Asked how Numero has been able to get these artists in front of so many new eyes and ears, Shipley and Sevier point to the label’s strength in securing film and TV placements, particularly a sync of Codeine’s cover of Joy Division’s “Atmosphere” in a 2017 episode of 13 Reasons Why. But sometimes it just happens organically, like when the song “Inside Out” by the once barely known, Numero-reissued ’90s band Duster became suddenly, and very randomly, massive on TikTok in 2020. Duster now has 3.5 million monthly listeners on Spotify, which would have been an unfathomable number in the late ’90s and further reinforces the idea that a second life can happen at any time.

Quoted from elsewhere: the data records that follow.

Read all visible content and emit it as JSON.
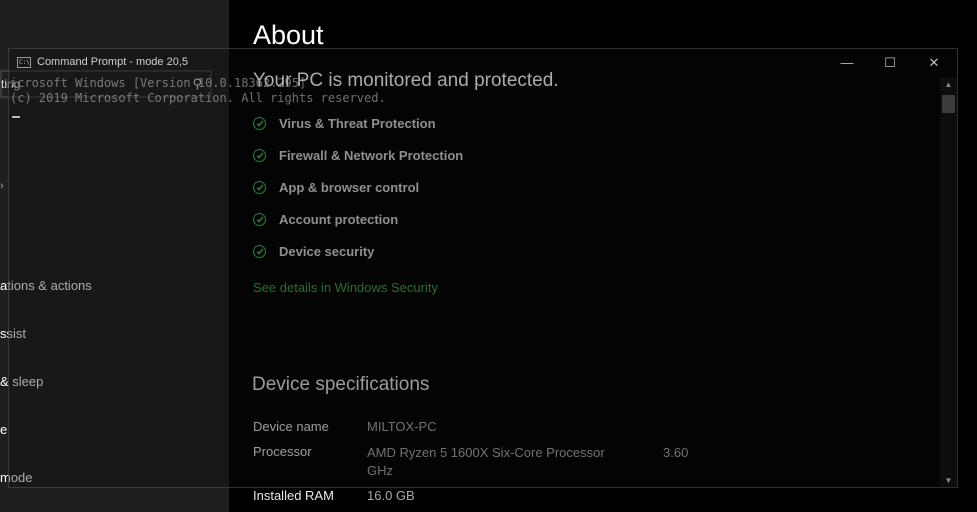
{
  "sidebar": {
    "search_stub_text": "ting",
    "items": [
      {
        "label": "ations & actions"
      },
      {
        "label": "ssist"
      },
      {
        "label": "& sleep"
      },
      {
        "label": "e"
      },
      {
        "label": "mode"
      }
    ]
  },
  "about": {
    "title": "About",
    "protection_heading": "Your PC is monitored and protected.",
    "statuses": [
      {
        "label": "Virus & Threat Protection"
      },
      {
        "label": "Firewall & Network Protection"
      },
      {
        "label": "App & browser control"
      },
      {
        "label": "Account protection"
      },
      {
        "label": "Device security"
      }
    ],
    "security_link": "See details in Windows Security",
    "status_color": "#3dbb55"
  },
  "specs": {
    "heading": "Device specifications",
    "rows": [
      {
        "label": "Device name",
        "value": "MILTOX-PC"
      },
      {
        "label": "Processor",
        "value": "AMD Ryzen 5 1600X Six-Core Processor GHz",
        "extra": "3.60"
      },
      {
        "label": "Installed RAM",
        "value": "16.0 GB"
      }
    ]
  },
  "cmd": {
    "title": "Command Prompt - mode  20,5",
    "lines": [
      "icrosoft Windows [Version 10.0.18362.295]",
      "(c) 2019 Microsoft Corporation. All rights reserved."
    ],
    "icon": "cmd-icon",
    "minimize_glyph": "—",
    "maximize_glyph": "☐",
    "close_glyph": "✕"
  }
}
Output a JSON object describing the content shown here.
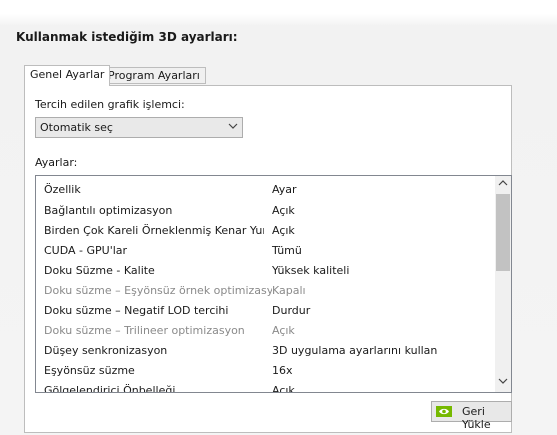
{
  "heading": "Kullanmak istediğim 3D ayarları:",
  "tabs": [
    {
      "label": "Genel Ayarlar",
      "active": true
    },
    {
      "label": "Program Ayarları",
      "active": false
    }
  ],
  "processor": {
    "label": "Tercih edilen grafik işlemci:",
    "selected": "Otomatik seç",
    "icon": "chevron-down-icon"
  },
  "settings": {
    "label": "Ayarlar:",
    "columns": [
      "Özellik",
      "Ayar"
    ],
    "rows": [
      {
        "feature": "Bağlantılı optimizasyon",
        "value": "Açık",
        "disabled": false
      },
      {
        "feature": "Birden Çok Kareli Örneklenmiş Kenar Yumu...",
        "value": "Açık",
        "disabled": false
      },
      {
        "feature": "CUDA - GPU'lar",
        "value": "Tümü",
        "disabled": false
      },
      {
        "feature": "Doku Süzme - Kalite",
        "value": "Yüksek kaliteli",
        "disabled": false
      },
      {
        "feature": "Doku süzme – Eşyönsüz örnek optimizasyonu",
        "value": "Kapalı",
        "disabled": true
      },
      {
        "feature": "Doku süzme – Negatif LOD tercihi",
        "value": "Durdur",
        "disabled": false
      },
      {
        "feature": "Doku süzme – Trilineer optimizasyon",
        "value": "Açık",
        "disabled": true
      },
      {
        "feature": "Düşey senkronizasyon",
        "value": "3D uygulama ayarlarını kullan",
        "disabled": false
      },
      {
        "feature": "Eşyönsüz süzme",
        "value": "16x",
        "disabled": false
      },
      {
        "feature": "Gölgelendirici Önbelleği",
        "value": "Açık",
        "disabled": false
      }
    ]
  },
  "reset_button": {
    "label": "Geri Yükle",
    "icon": "nvidia-logo-icon"
  },
  "colors": {
    "nvidia_green": "#76b900",
    "disabled_text": "#8a8a8a"
  }
}
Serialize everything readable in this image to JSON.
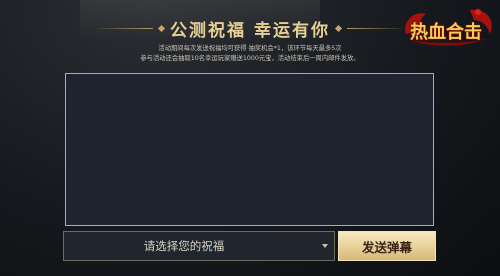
{
  "header": {
    "title": "公测祝福 幸运有你",
    "desc_line1": "活动期间每次发送祝福均可获得 抽奖机会*1，该环节每天最多5次",
    "desc_line2": "参与活动还会抽取10名幸运玩家赠送1000元宝，活动结束后一周内邮件发放。"
  },
  "logo": {
    "text": "热血合击"
  },
  "form": {
    "select_value": "请选择您的祝福",
    "send_label": "发送弹幕"
  },
  "colors": {
    "title": "#e7cf95",
    "button_bg": "#e7cf98",
    "box_bg": "#1f2430",
    "box_border": "#b7ab8d"
  }
}
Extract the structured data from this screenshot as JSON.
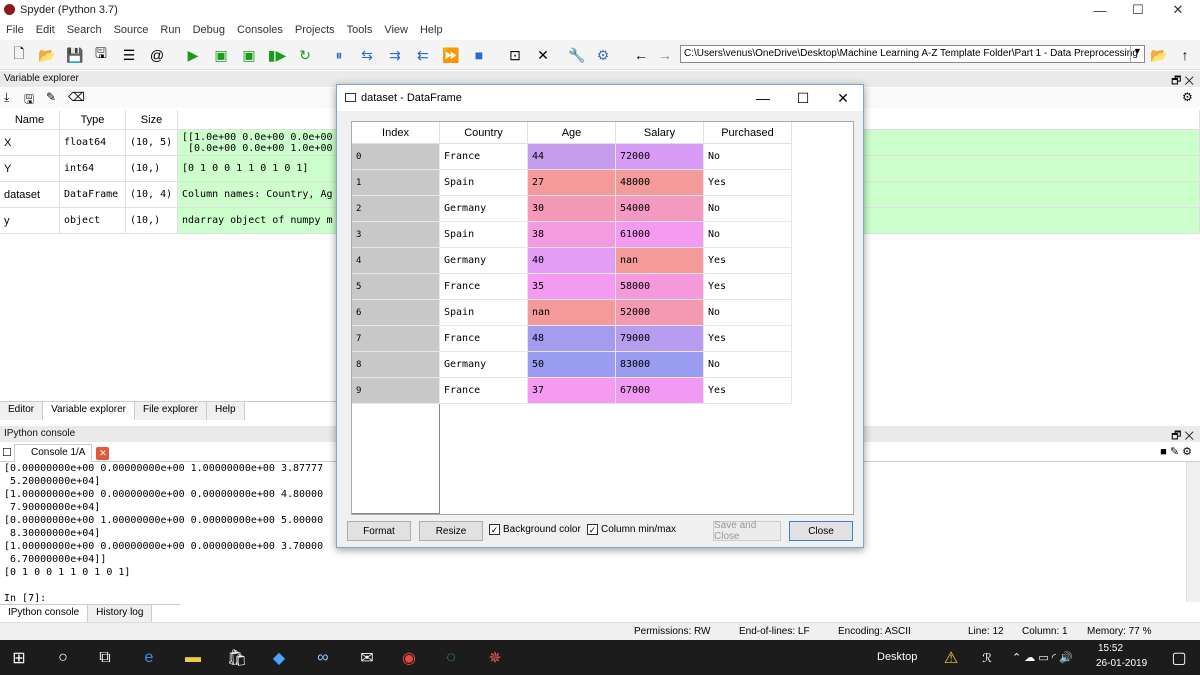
{
  "window": {
    "title": "Spyder (Python 3.7)",
    "min": "—",
    "max": "☐",
    "close": "✕"
  },
  "menu": [
    "File",
    "Edit",
    "Search",
    "Source",
    "Run",
    "Debug",
    "Consoles",
    "Projects",
    "Tools",
    "View",
    "Help"
  ],
  "path": "C:\\Users\\venus\\OneDrive\\Desktop\\Machine Learning A-Z Template Folder\\Part 1 - Data Preprocessing",
  "variable_explorer": {
    "title": "Variable explorer",
    "headers": [
      "Name",
      "Type",
      "Size",
      ""
    ],
    "rows": [
      {
        "name": "X",
        "type": "float64",
        "size": "(10, 5)",
        "value": "[[1.0e+00 0.0e+00 0.0e+00\n [0.0e+00 0.0e+00 1.0e+00"
      },
      {
        "name": "Y",
        "type": "int64",
        "size": "(10,)",
        "value": "[0 1 0 0 1 1 0 1 0 1]"
      },
      {
        "name": "dataset",
        "type": "DataFrame",
        "size": "(10, 4)",
        "value": "Column names: Country, Ag"
      },
      {
        "name": "y",
        "type": "object",
        "size": "(10,)",
        "value": "ndarray object of numpy m"
      }
    ]
  },
  "pane_tabs": [
    "Editor",
    "Variable explorer",
    "File explorer",
    "Help"
  ],
  "ipython": {
    "title": "IPython console",
    "tab": "Console 1/A",
    "text": "[0.00000000e+00 0.00000000e+00 1.00000000e+00 3.87777\n 5.20000000e+04]\n[1.00000000e+00 0.00000000e+00 0.00000000e+00 4.80000\n 7.90000000e+04]\n[0.00000000e+00 1.00000000e+00 0.00000000e+00 5.00000\n 8.30000000e+04]\n[1.00000000e+00 0.00000000e+00 0.00000000e+00 3.70000\n 6.70000000e+04]]\n[0 1 0 0 1 1 0 1 0 1]\n\nIn [7]:",
    "bottom_tabs": [
      "IPython console",
      "History log"
    ]
  },
  "status": {
    "permissions": "Permissions:  RW",
    "eol": "End-of-lines:  LF",
    "encoding": "Encoding:  ASCII",
    "line": "Line:  12",
    "column": "Column:  1",
    "memory": "Memory:  77 %"
  },
  "taskbar": {
    "desktop": "Desktop",
    "time": "15:52",
    "date": "26-01-2019"
  },
  "dialog": {
    "title": "dataset - DataFrame",
    "headers": [
      "Index",
      "Country",
      "Age",
      "Salary",
      "Purchased"
    ],
    "rows": [
      {
        "idx": "0",
        "country": "France",
        "age": "44",
        "salary": "72000",
        "purchased": "No"
      },
      {
        "idx": "1",
        "country": "Spain",
        "age": "27",
        "salary": "48000",
        "purchased": "Yes"
      },
      {
        "idx": "2",
        "country": "Germany",
        "age": "30",
        "salary": "54000",
        "purchased": "No"
      },
      {
        "idx": "3",
        "country": "Spain",
        "age": "38",
        "salary": "61000",
        "purchased": "No"
      },
      {
        "idx": "4",
        "country": "Germany",
        "age": "40",
        "salary": "nan",
        "purchased": "Yes"
      },
      {
        "idx": "5",
        "country": "France",
        "age": "35",
        "salary": "58000",
        "purchased": "Yes"
      },
      {
        "idx": "6",
        "country": "Spain",
        "age": "nan",
        "salary": "52000",
        "purchased": "No"
      },
      {
        "idx": "7",
        "country": "France",
        "age": "48",
        "salary": "79000",
        "purchased": "Yes"
      },
      {
        "idx": "8",
        "country": "Germany",
        "age": "50",
        "salary": "83000",
        "purchased": "No"
      },
      {
        "idx": "9",
        "country": "France",
        "age": "37",
        "salary": "67000",
        "purchased": "Yes"
      }
    ],
    "age_colors": [
      "#c79df0",
      "#f49a9a",
      "#f49ab6",
      "#f49ae0",
      "#e39df6",
      "#f49af0",
      "#f49a9a",
      "#a59cf0",
      "#9a9cf0",
      "#f49af0"
    ],
    "salary_colors": [
      "#d99cf6",
      "#f49a9a",
      "#f49ac0",
      "#f49af0",
      "#f49a9a",
      "#f49adc",
      "#f49ab0",
      "#b89cf0",
      "#9a9cf0",
      "#f09af4"
    ],
    "buttons": {
      "format": "Format",
      "resize": "Resize",
      "bg": "Background color",
      "minmax": "Column min/max",
      "save": "Save and Close",
      "close": "Close"
    }
  }
}
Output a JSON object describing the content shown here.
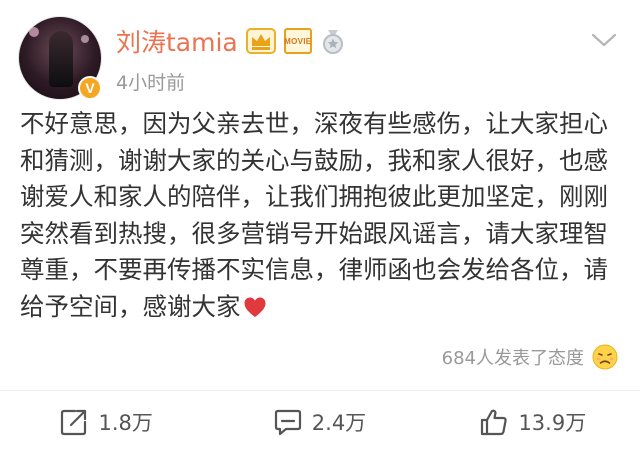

“There is an entirely new and younger audience that’s discovering this stuff on their own, be it on YouTube or Spotify. We’re happy recipients of that uptick in interest, but the ‘90s in a lot of ways are just the ‘60s of now,” Shipley opines. “When we were kids, there was a Doors movie. They sold Led Zeppelin shirts everywhere. We were paying attention, but we weren’t even born when those things were happening. That same thing is happening again because there’s always going to be cool, underground acts that get championed well after their time.”
Noting that “all the bands we actually sound like are 30 years older or 20 years younger,” Frere-Jones is hoping this newfound listener open-mindedness will work on Ui’s behalf circa 2023.
“We can get put into any of a million different little categories, and people on TikTok who love these weird instrumental bands might love us too,” he says. “That’s a much bigger audience than we had in the ‘90s, when people were frankly looking for something different. To put it in a slightly backward way, I think a young Stereolab and Tortoise fan would have an easier time with us now, whereas in the ‘90s, a lot of those people were like, ‘What the fuck is this?’ Kids now are much more open-minded and are used to listening to anything.”
One such listener is Eli, who was perched at the lip of the stage during Unwound’s set and was joyously singing along to every word. This shy, 29-year-old American software engineer flew solo from his adopted home in Tokyo for the shows after discovering Unwound in 2015, more than a decade after the band dissolved. “Having a label that will repress your music is one of the reasons why these bands are embraced by younger people,” he says, pointing to Numero’s extensive reissue campaigns with Unwound in recent years and the work Polyvinyl Records did to keep midwest emo favorites Braid’s music in print during the latter’s extensive hiatus. “It keeps the bands alive, even if they broke up two decades ago.”
For Sevier, the quiet, one-man music encyclopedia who serves as the perfect foil for Shipley’s more naturally gregarious personality, Numero Twenty and its attendant reissues are best understood as “a sign that we’re growing old very quickly because our contemporaries are now given the same treatment as what we were giving to a completely different generation. The greatest pride I take in this job is making our partners happy, so this is all just an extension of it. Creating a context in which our artists can flourish is why we get up in the morning.”